Mastering client counseling

Being an effective counselor is the most important aspect of my job, as it fosters a healthy dialogue, realistic expectations and trust with my clients. Here are five things I do to ensure a good relationship with my clients.

1. Set the stage. Help your client establish his or her ultimate goal -find out your client’s endgame. Establishing your client’s goal will allow two things: (a) the perfect opportunity for you to discuss realistic expectations and pros/cons; and (b) it will help you keep your client’s eye on the prize if there comes a time when rational judgment gets clouded by emotion.

2. Listen. As much as lawyers love to hear themselves talk, listen more and talk a little less. Forbes.com has a great article on perfecting your active listening skills.

3. Empathize. It is easy to become desensitized from the profession. I try to overcome this by constantly imagining myself in my client’s shoes and I verbally acknowledge what my client is going through. Although I do not think a client expects a lawyer to relate to the problem, I do think a client expects a lawyer at least to acknowledge and be sympathetic when counseling them, regardless of how big or small their legal issue may be.

4. Stay Accessible. TheLawyerCoach.com lists “not returning calls” in its Top 10 Things that Irritate Clients Most. Maintaining a harmonious relationship with your client is important because it will help your client’s ability to trust you as their counselor. Would you follow the advice of someone that irritates the heck out of you with poor professionalism?

5. Become good at delivering bad news. One of the most difficult parts of the job can be delivering bad news to a client and counseling them through it. I typically deliver bad news through a process. First, I reflect on the posture of their case. Second, I review the facts and evidence. Third, I explain the law. Fourth, I discuss the problem (i.e. the bad news). Fifth, I find the silver lining. The Lawyerist offers a great article on the art of delivering bad news.

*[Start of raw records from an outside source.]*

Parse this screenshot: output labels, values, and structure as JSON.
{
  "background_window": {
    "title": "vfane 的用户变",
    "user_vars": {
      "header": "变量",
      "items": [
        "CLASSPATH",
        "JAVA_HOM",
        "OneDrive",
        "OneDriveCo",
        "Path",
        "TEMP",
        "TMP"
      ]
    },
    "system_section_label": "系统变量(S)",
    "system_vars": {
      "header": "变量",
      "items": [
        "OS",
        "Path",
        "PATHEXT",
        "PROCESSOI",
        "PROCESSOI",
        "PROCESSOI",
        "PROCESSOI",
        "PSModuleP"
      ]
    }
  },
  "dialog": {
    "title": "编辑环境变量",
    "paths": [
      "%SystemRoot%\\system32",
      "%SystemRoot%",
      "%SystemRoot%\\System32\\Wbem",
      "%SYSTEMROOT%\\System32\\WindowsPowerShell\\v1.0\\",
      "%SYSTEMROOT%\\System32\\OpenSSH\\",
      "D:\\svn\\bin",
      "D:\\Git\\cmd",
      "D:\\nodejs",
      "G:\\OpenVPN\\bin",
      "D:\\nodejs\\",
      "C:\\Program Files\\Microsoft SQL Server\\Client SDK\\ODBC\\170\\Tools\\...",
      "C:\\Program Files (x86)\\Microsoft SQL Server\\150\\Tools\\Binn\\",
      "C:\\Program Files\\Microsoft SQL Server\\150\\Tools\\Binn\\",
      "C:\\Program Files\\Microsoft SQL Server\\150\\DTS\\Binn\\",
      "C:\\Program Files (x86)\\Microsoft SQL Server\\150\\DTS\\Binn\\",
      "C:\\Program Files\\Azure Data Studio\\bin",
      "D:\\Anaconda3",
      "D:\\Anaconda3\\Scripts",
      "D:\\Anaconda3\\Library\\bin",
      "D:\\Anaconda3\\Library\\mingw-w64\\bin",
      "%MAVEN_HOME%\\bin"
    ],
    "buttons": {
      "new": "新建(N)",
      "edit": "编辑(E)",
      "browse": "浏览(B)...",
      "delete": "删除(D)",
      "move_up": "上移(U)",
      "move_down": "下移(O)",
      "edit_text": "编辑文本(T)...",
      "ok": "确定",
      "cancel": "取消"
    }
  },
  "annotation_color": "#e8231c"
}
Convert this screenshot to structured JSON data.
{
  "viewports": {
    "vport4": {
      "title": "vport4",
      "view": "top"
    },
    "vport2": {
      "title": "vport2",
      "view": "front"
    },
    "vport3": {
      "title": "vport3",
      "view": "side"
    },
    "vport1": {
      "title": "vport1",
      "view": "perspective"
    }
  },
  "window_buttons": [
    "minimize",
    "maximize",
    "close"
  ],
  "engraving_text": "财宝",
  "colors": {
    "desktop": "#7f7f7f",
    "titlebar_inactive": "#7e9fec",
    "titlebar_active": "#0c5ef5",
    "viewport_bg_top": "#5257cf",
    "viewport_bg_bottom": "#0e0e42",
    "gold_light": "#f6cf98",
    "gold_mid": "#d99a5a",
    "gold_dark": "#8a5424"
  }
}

The ABA has its own guide to client counseling, which it calls “Bedside Manner for Lawyers.” Do you have any tips of your own? Leave them in the comments below.